Another bit of folklore makes quite a spectacle in performances throughout the tourist season. The moreska, a highly choreographed sword dance, originated in Spain in the 13th century and migrated here. Using real swords, knights in red or black costumes that have been handed down for generations, fight for the honor of a damsel in distress. The good guys, in red, always win.
Legend has it that the famous explorer Marco Polo was born in Korcula Town, though many historians dispute it. In 1298, he supposedly led the Republic of Venice in a naval battle against the city-state of Genoa, lost and was imprisoned in the town jail. Again, the story is disputed, but tell that to the scuba divers who explore the depths off the island's resort town of Lumbarda and come across the wreckage of wooden ships. Chartered sailboats anchor here, their passengers dive into clear waters for a swim or an afternoon of sunbathing on a sandy beach.

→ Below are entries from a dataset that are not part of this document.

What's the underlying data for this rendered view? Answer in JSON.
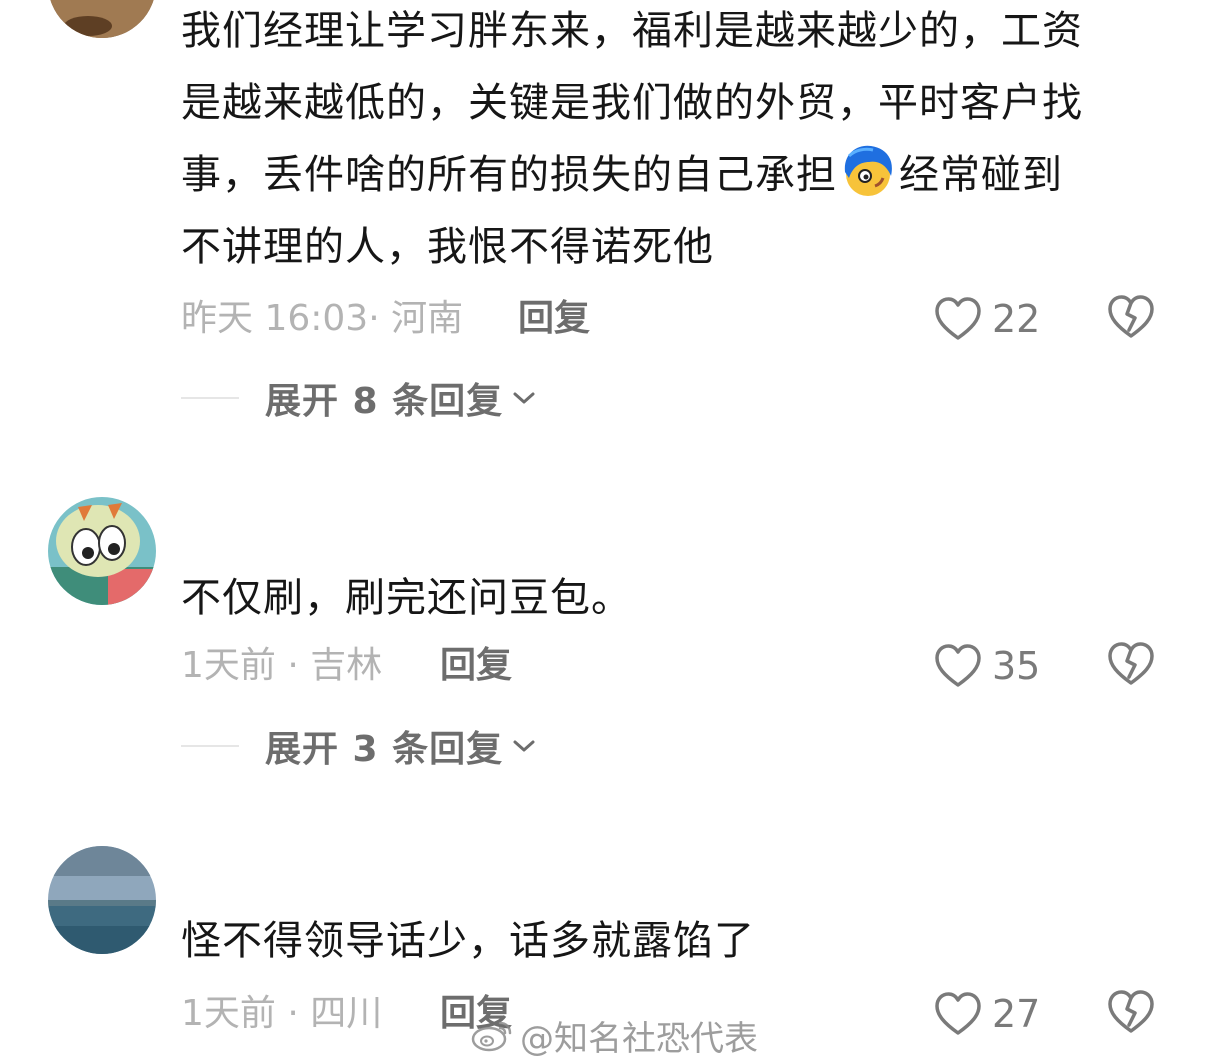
{
  "comments": [
    {
      "text_lines": [
        "我们经理让学习胖东来，福利是越来越少的，工资",
        "是越来越低的，关键是我们做的外贸，平时客户找",
        "事，丢件啥的所有的损失的自己承担",
        "经常碰到",
        "不讲理的人，我恨不得诺死他"
      ],
      "time": "昨天 16:03",
      "location": "河南",
      "reply_label": "回复",
      "likes": "22",
      "expand_label": "展开 8 条回复"
    },
    {
      "text": "不仅刷，刷完还问豆包。",
      "time": "1天前",
      "location": "吉林",
      "reply_label": "回复",
      "likes": "35",
      "expand_label": "展开 3 条回复"
    },
    {
      "text": "怪不得领导话少，话多就露馅了",
      "time": "1天前",
      "location": "四川",
      "reply_label": "回复",
      "likes": "27"
    }
  ],
  "meta_separator": "·",
  "watermark": "@知名社恐代表",
  "icons": {
    "like": "heart-outline-icon",
    "dislike": "broken-heart-icon",
    "expand": "chevron-down-icon",
    "watermark": "weibo-logo-icon",
    "inline_emoji": "blue-hair-face-emoji"
  },
  "colors": {
    "text": "#161616",
    "meta": "#b3b3b3",
    "action": "#6d6d6d",
    "icon": "#7a7a7a"
  }
}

Lumbarda is known for vineyards producing Korcula's white wine, Grk. A dry, golden wine, it rivals the island's famous wine, Posip, grown in the appellation-controlled vineyards around the village of Cara. With a deeper color and flavor hints of apricot and figs, it's the ideal match for Korcula's fresh catches of the day.

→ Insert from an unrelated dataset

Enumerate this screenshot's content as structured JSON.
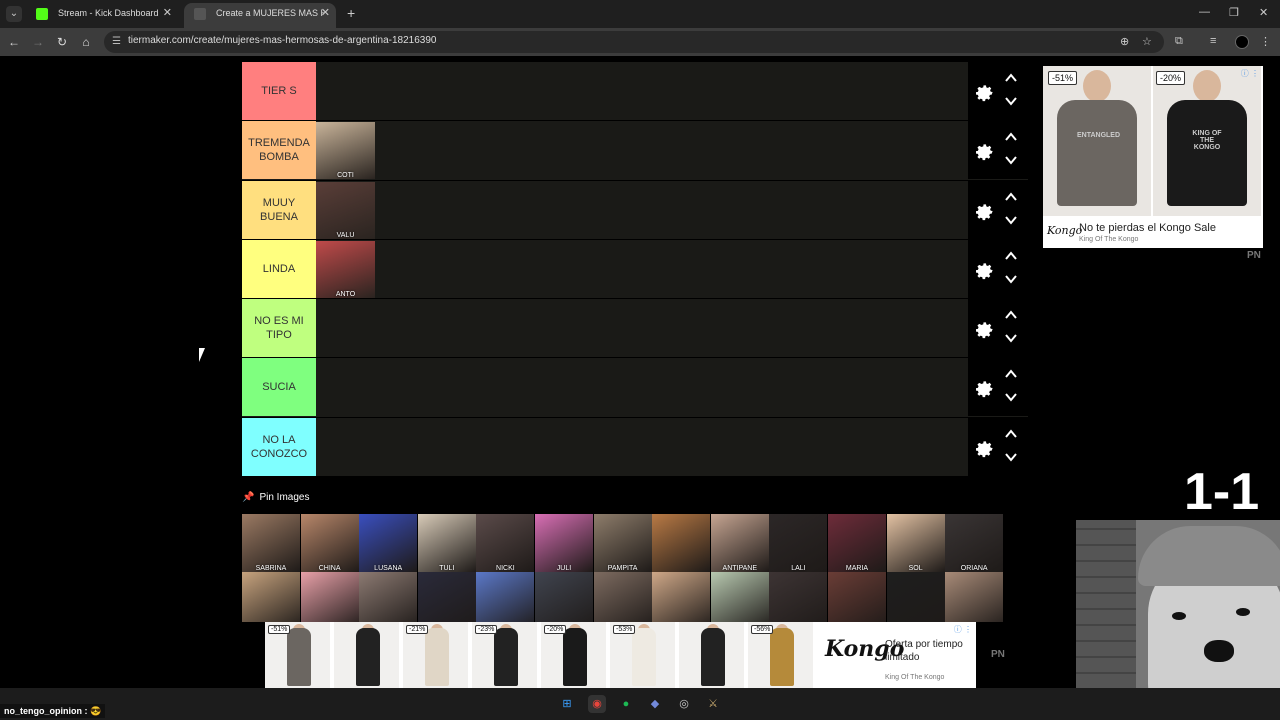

Like a baby cradled in the crook of its mother's arm, a cruise ship lies at the head of a steep gorge dwarfed by the rock walls around it. I'm slumbering on deck when church bells chime in the old town next to the dock and I open my eyes to see ancient ramparts snaking up a mountainside like the Great Wall of China. Am I dreaming? I'm not in China, nor am I in Norway, though the deep fjord around me certainly looks Scandinavian.
The narrow Bay of Kotor is one of the most deeply indented inlets along the Dalmatian Coast, a crooked finger of sea running 17 miles inland. But it's not a fjord. It's a ria, a submerged river canyon. Villages of stone buildings with red roofs spill down its slopes, church steeples punctuating their skylines. Tiny islands seem to float on mirror-like waters. On one, a church with a blue dome is the only sign of life.
The walled town of Kotor at the head of the gorge dates from the 12th century, though it was the Venetians who ruled from 1420 to 1797 who left the most lasting mark. Inside the walls, visitors are picking their way through a maze of cobblestone streets that open onto plazas ringed with restaurants and cafes. Free of cars, it might be Venice if it weren't for the absence of canals.
The naval history of the bay is recorded in the 18th-century Grgurina Palace where three floors of displays in the Maritime Museum hold models of ships, uniforms and weapons. At the Cathedral of St. Tryphon, the bones of its namesake, the patron saint of Kotor, lie in a chapel reliquary. Built in 1166, the cathedral was damaged several times by earthquakes. Its bell towers were added after the 1667 tremor, though one remains unfinished.
Visitors walking through Kotor can't help but look up. Fortifications built by the Venetians run nearly three miles straight up the side of the gorge, an ascent of 1,200 feet and a mesmerizing sight from any angle. In places the walls measure nearly 50 feet wide and 65 feet high with a chapel, built in 1572 by survivors of the plague, breaking the chain of rock about halfway to the top. Those who make it all the way to the summit, 1,350 steps, are rewarded with a stunning view of the old town and the Bay of Kotor.
• Some information for this article was gathered during research trips sponsored by the Croatian National Tourist Office.